● Your goal
Among the entries below, copy every line that carries the word "last".

= Beginning of Section =

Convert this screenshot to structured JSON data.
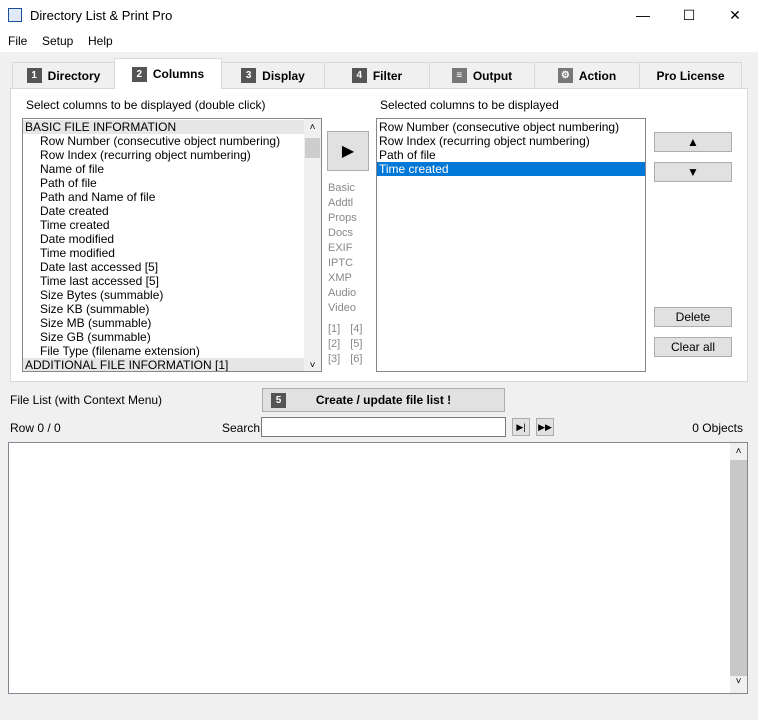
{
  "window": {
    "title": "Directory List & Print Pro",
    "minimize": "—",
    "maximize": "☐",
    "close": "✕"
  },
  "menu": [
    "File",
    "Setup",
    "Help"
  ],
  "tabs": [
    {
      "num": "1",
      "label": "Directory"
    },
    {
      "num": "2",
      "label": "Columns"
    },
    {
      "num": "3",
      "label": "Display"
    },
    {
      "num": "4",
      "label": "Filter"
    },
    {
      "num": "",
      "label": "Output"
    },
    {
      "num": "",
      "label": "Action"
    },
    {
      "num": "",
      "label": "Pro License"
    }
  ],
  "columns": {
    "available_label": "Select columns to be displayed (double click)",
    "selected_label": "Selected columns to be displayed",
    "available": [
      {
        "text": "BASIC FILE INFORMATION",
        "type": "header"
      },
      {
        "text": "Row Number  (consecutive object numbering)"
      },
      {
        "text": "Row Index  (recurring object numbering)"
      },
      {
        "text": "Name of file"
      },
      {
        "text": "Path of file"
      },
      {
        "text": "Path and Name of file"
      },
      {
        "text": "Date created"
      },
      {
        "text": "Time created"
      },
      {
        "text": "Date modified"
      },
      {
        "text": "Time modified"
      },
      {
        "text": "Date last accessed [5]"
      },
      {
        "text": "Time last accessed [5]"
      },
      {
        "text": "Size Bytes  (summable)"
      },
      {
        "text": "Size KB  (summable)"
      },
      {
        "text": "Size MB  (summable)"
      },
      {
        "text": "Size GB  (summable)"
      },
      {
        "text": "File Type  (filename extension)"
      },
      {
        "text": "ADDITIONAL FILE INFORMATION [1]",
        "type": "header"
      }
    ],
    "selected": [
      "Row Number  (consecutive object numbering)",
      "Row Index  (recurring object numbering)",
      "Path of file",
      "Time created"
    ],
    "selected_index": 3,
    "add_button": "▶",
    "groups": [
      "Basic",
      "Addtl",
      "Props",
      "Docs",
      "EXIF",
      "IPTC",
      "XMP",
      "Audio",
      "Video"
    ],
    "notes": [
      [
        "[1]",
        "[4]"
      ],
      [
        "[2]",
        "[5]"
      ],
      [
        "[3]",
        "[6]"
      ]
    ],
    "up_button": "▲",
    "down_button": "▼",
    "delete_button": "Delete",
    "clear_button": "Clear all"
  },
  "filelist": {
    "label": "File List (with Context Menu)",
    "create_num": "5",
    "create_button": "Create / update file list !",
    "row": "Row 0 / 0",
    "search_label": "Search",
    "search_value": "",
    "objects": "0 Objects",
    "find_next": "▶|",
    "find_all": "▶▶"
  },
  "colors": {
    "selection": "#0078d7",
    "accent": "#555555"
  }
}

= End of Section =

● Reply
        "text": "Date last accessed [5]"
        "text": "Time last accessed [5]"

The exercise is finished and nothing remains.